Cargo containers, which play an essential role in cargo transportation, are used in large numbers. Containers are mostly made of steel. The price of containers also rises a lot partly because the raw material prices increase during the epidemic. According to the National Bureau of Statistics of China, after the 2021 Spring Festival, the average price of steel per ton has risen by more than 1,000 yuan from last year’s low point. In addition, under the pandemic, many countries have rolled out strict import rules. Containers are now stranded for four weeks in the foreign ports after the cargo arrives. In comparison, containers could return to the exporters in only about 7-10 days before the pandemic.
Therefore, foreign trade merchants have to bear a much higher cost of transportation. According to Wu Zhou, an international logistics company principal, “A 40 feet container was USD 2,000 before Covid-19. But on November 11, 2020, the price increased to USD 2,850. In December, the price became USD 3,400.” The outrageous price increase of containers has given an immense economic burden to the middlemen and discouraged many traders from exporting goods and cargo.
Because of the rising price of raw materials and a surplus of demand during Covid-19, the cost of containers increases inevitably. Rodolphe Saadé, CEO of the world’s fourth-largest container shipping company, emphasized, “America needs to buy many goods from China. For example, Amazon and Walmart bought tons of toasters. The company is bringing in vessels from other routes to meet the demand on this route.”

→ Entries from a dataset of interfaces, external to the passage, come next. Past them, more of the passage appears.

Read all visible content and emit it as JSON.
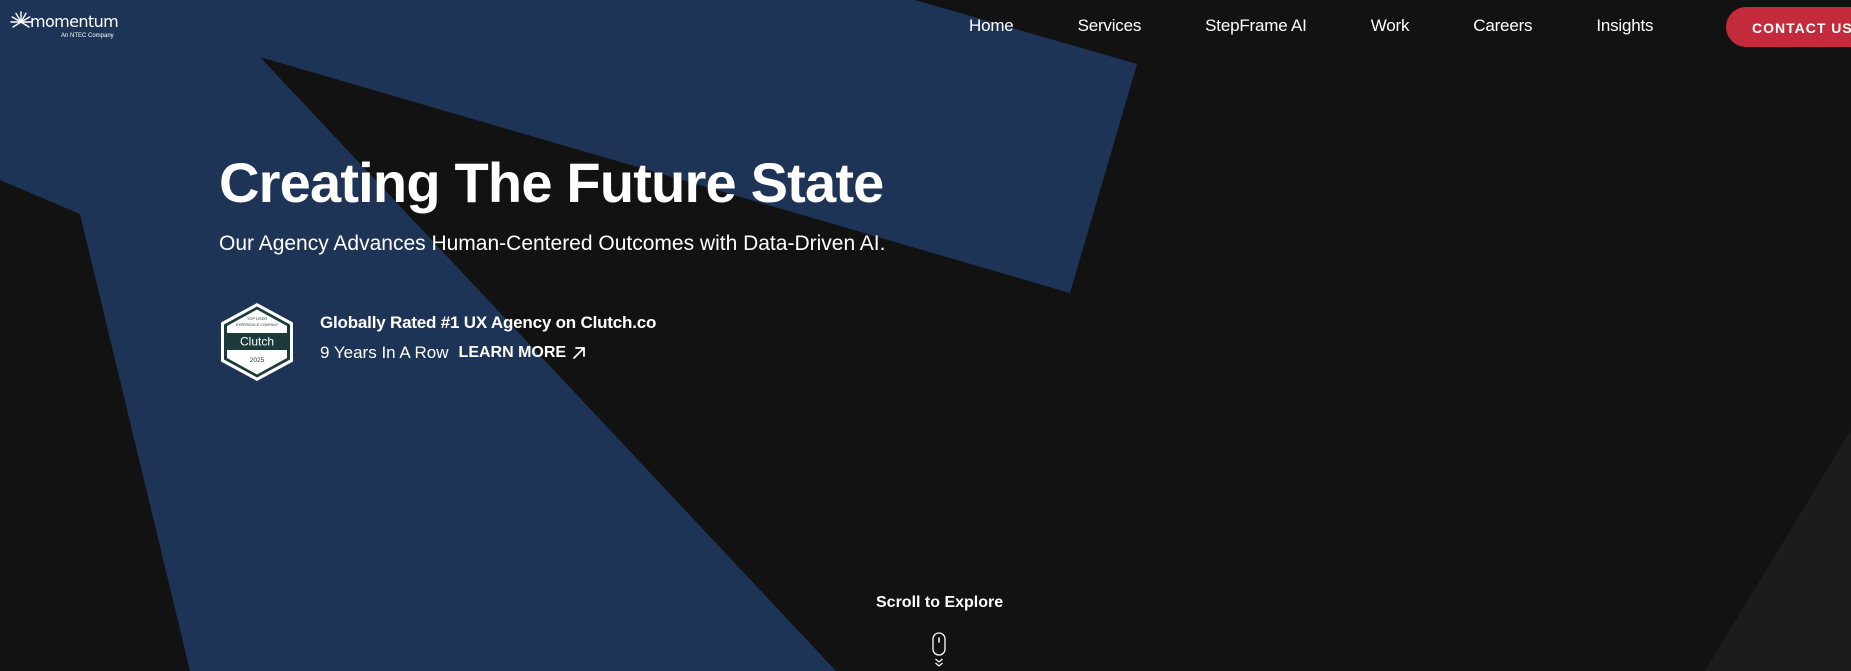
{
  "header": {
    "logo": {
      "wordmark": "momentum",
      "tagline": "An NTEC Company"
    },
    "nav": [
      {
        "label": "Home"
      },
      {
        "label": "Services"
      },
      {
        "label": "StepFrame AI"
      },
      {
        "label": "Work"
      },
      {
        "label": "Careers"
      },
      {
        "label": "Insights"
      }
    ],
    "contact_label": "CONTACT US"
  },
  "hero": {
    "title": "Creating The Future State",
    "subtitle": "Our Agency Advances Human-Centered Outcomes with Data-Driven AI.",
    "badge": {
      "top_line1": "TOP USER",
      "top_line2": "EXPERIENCE COMPANY",
      "brand": "Clutch",
      "year": "2025"
    },
    "rating_title": "Globally Rated #1 UX Agency on Clutch.co",
    "rating_years": "9 Years In A Row",
    "learn_more": "LEARN MORE"
  },
  "scroll": {
    "label": "Scroll to Explore"
  },
  "icons": {
    "logo": "starburst-icon",
    "learn_more": "arrow-up-right-icon",
    "scroll": "mouse-scroll-icon"
  },
  "colors": {
    "background": "#121212",
    "shape_blue": "#1e3457",
    "shape_gray": "#1c1c1c",
    "accent_red": "#c32b3c",
    "text": "#ffffff",
    "badge_dark": "#1c3a3a"
  }
}
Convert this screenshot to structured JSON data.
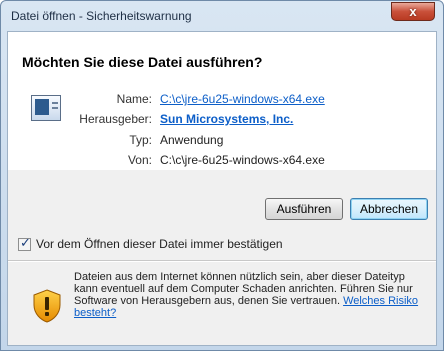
{
  "window": {
    "title": "Datei öffnen - Sicherheitswarnung",
    "close_glyph": "x"
  },
  "question": "Möchten Sie diese Datei ausführen?",
  "details": {
    "name_label": "Name:",
    "name_value": "C:\\c\\jre-6u25-windows-x64.exe",
    "publisher_label": "Herausgeber:",
    "publisher_value": "Sun Microsystems, Inc.",
    "type_label": "Typ:",
    "type_value": "Anwendung",
    "from_label": "Von:",
    "from_value": "C:\\c\\jre-6u25-windows-x64.exe"
  },
  "buttons": {
    "run": "Ausführen",
    "cancel": "Abbrechen"
  },
  "checkbox": {
    "label": "Vor dem Öffnen dieser Datei immer bestätigen",
    "checked": true
  },
  "warning": {
    "text": "Dateien aus dem Internet können nützlich sein, aber dieser Dateityp kann eventuell auf dem Computer Schaden anrichten. Führen Sie nur Software von Herausgebern aus, denen Sie vertrauen.",
    "link": "Welches Risiko besteht?"
  },
  "colors": {
    "link": "#0c5ec8",
    "close": "#c9503a"
  }
}
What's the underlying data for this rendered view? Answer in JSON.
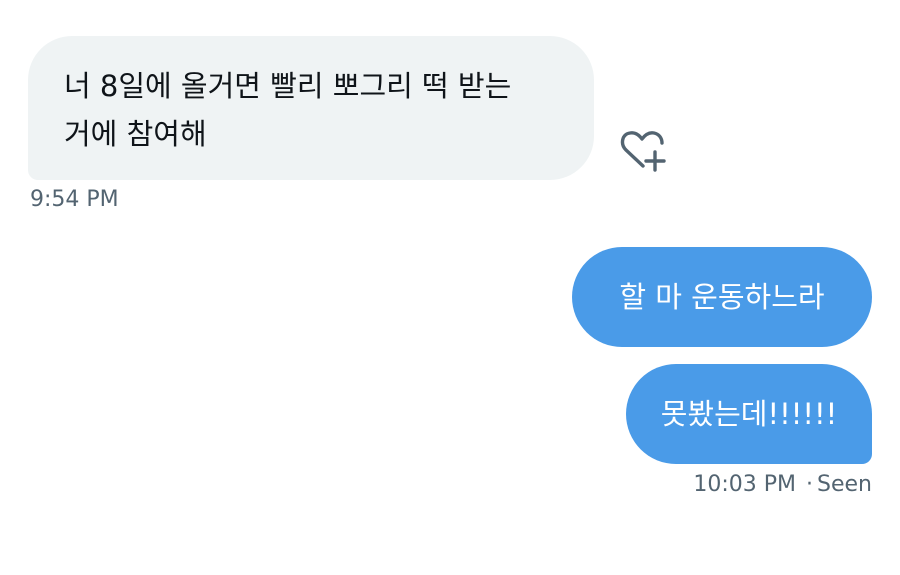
{
  "incoming": {
    "message": "너 8일에 올거면 빨리 뽀그리 떡 받는 거에 참여해",
    "time": "9:54 PM",
    "react_icon": "heart-plus-icon"
  },
  "outgoing": {
    "messages": [
      "할 마 운동하느라",
      "못봤는데!!!!!!"
    ],
    "time": "10:03 PM",
    "separator": "·",
    "status": "Seen"
  },
  "colors": {
    "incoming_bubble": "#eff3f4",
    "outgoing_bubble": "#4a9be8",
    "meta_text": "#536471"
  }
}
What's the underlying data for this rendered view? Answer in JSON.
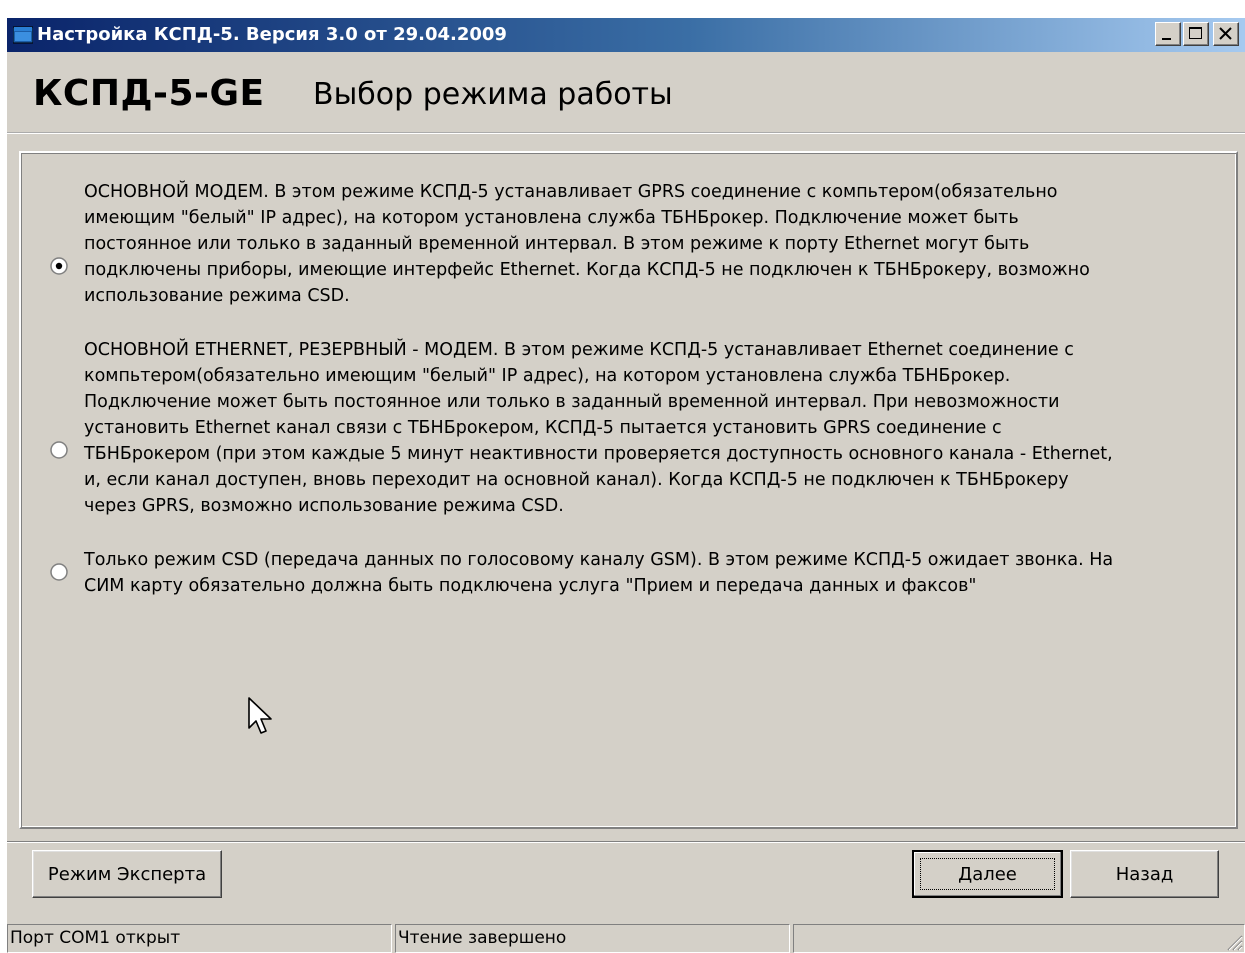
{
  "window": {
    "title": "Настройка КСПД-5. Версия 3.0 от 29.04.2009",
    "icon": "app-window-icon",
    "controls": [
      "minimize-icon",
      "maximize-icon",
      "close-icon"
    ]
  },
  "header": {
    "product": "КСПД-5-GE",
    "subtitle": "Выбор режима работы"
  },
  "options": [
    {
      "checked": true,
      "text": "ОСНОВНОЙ МОДЕМ. В этом режиме КСПД-5 устанавливает GPRS соединение с компьтером(обязательно\nимеющим \"белый\" IP адрес), на котором установлена служба ТБНБрокер. Подключение может быть\nпостоянное или только в заданный временной интервал. В этом режиме к порту Ethernet могут быть\nподключены приборы, имеющие интерфейс Ethernet. Когда КСПД-5 не подключен к ТБНБрокеру, возможно\nиспользование режима CSD."
    },
    {
      "checked": false,
      "text": "ОСНОВНОЙ ETHERNET, РЕЗЕРВНЫЙ - МОДЕМ. В этом режиме КСПД-5 устанавливает Ethernet соединение с\nкомпьтером(обязательно имеющим \"белый\" IP адрес), на котором установлена служба ТБНБрокер.\nПодключение может быть постоянное или только в заданный временной интервал. При невозможности\nустановить Ethernet канал связи с ТБНБрокером, КСПД-5 пытается установить GPRS соединение с\nТБНБрокером (при этом каждые 5 минут неактивности проверяется доступность основного канала - Ethernet,\nи, если канал доступен, вновь переходит на основной канал). Когда КСПД-5 не подключен к ТБНБрокеру\nчерез GPRS, возможно использование режима CSD."
    },
    {
      "checked": false,
      "text": "Только режим CSD (передача данных по голосовому каналу GSM). В этом режиме КСПД-5 ожидает звонка. На\nСИМ карту обязательно должна быть подключена услуга \"Прием и передача данных и факсов\""
    }
  ],
  "buttons": {
    "expert": "Режим Эксперта",
    "next": "Далее",
    "back": "Назад"
  },
  "status": {
    "port": "Порт COM1 открыт",
    "reading": "Чтение завершено",
    "extra": ""
  }
}
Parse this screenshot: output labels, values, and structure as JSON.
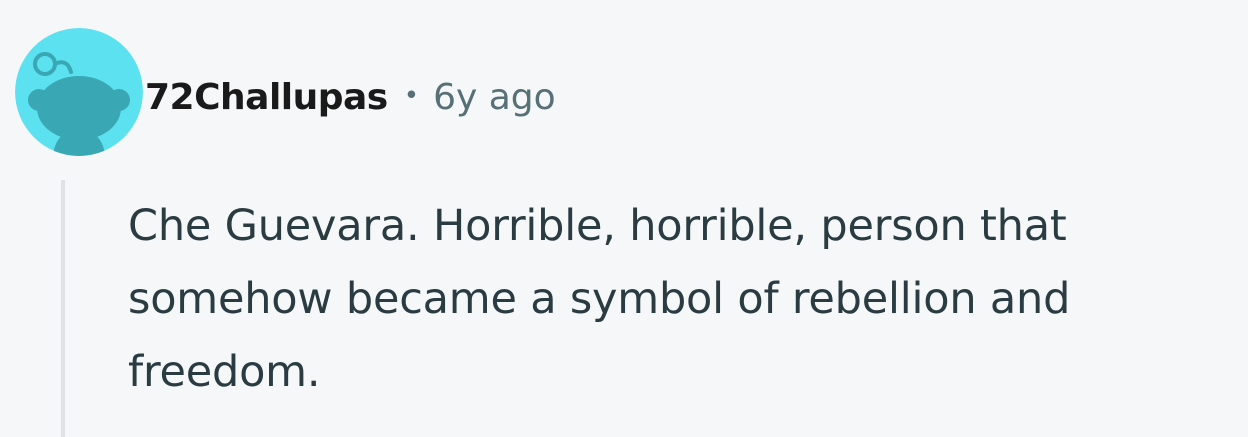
{
  "comment": {
    "author": "72Challupas",
    "separator": "•",
    "timestamp": "6y ago",
    "body": "Che Guevara. Horrible, horrible, person that somehow became a symbol of rebellion and freedom.",
    "avatar_icon": "snoo-avatar-icon"
  },
  "colors": {
    "background": "#f6f7f8",
    "avatar_bg": "#5ce1f0",
    "avatar_snoo": "#3aa7b5",
    "username": "#1a1a1b",
    "meta": "#576f76",
    "body_text": "#2a3c42",
    "thread_line": "#dfe3e6"
  }
}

Overall, under the pandemic, intermediaries encounter problems such as black money and frozen accounts, currency exchange difficulty, the extreme rise of price, tariffs, etc. So far, it is almost unrealistic to solve these issues altogether. Utilizing online platforms to build connections is a potential solution for intermediaries. “Due to the lockdown in various countries, we have switched to hold online exhibitions to introduce our products to the foreign sellers,” said Ms. Zhong, the leader of an exhibition company, as well as a successful middleman. Here, intermediaries serve as introducers, as they get buyers’ goods from the sellers. Moreover, since the intermediaries hold sources from local factories, they could hire streamers to introduce these goods and popularize them on online platforms. In the information era, intermediaries need to adapt to new methods of generating their businesses.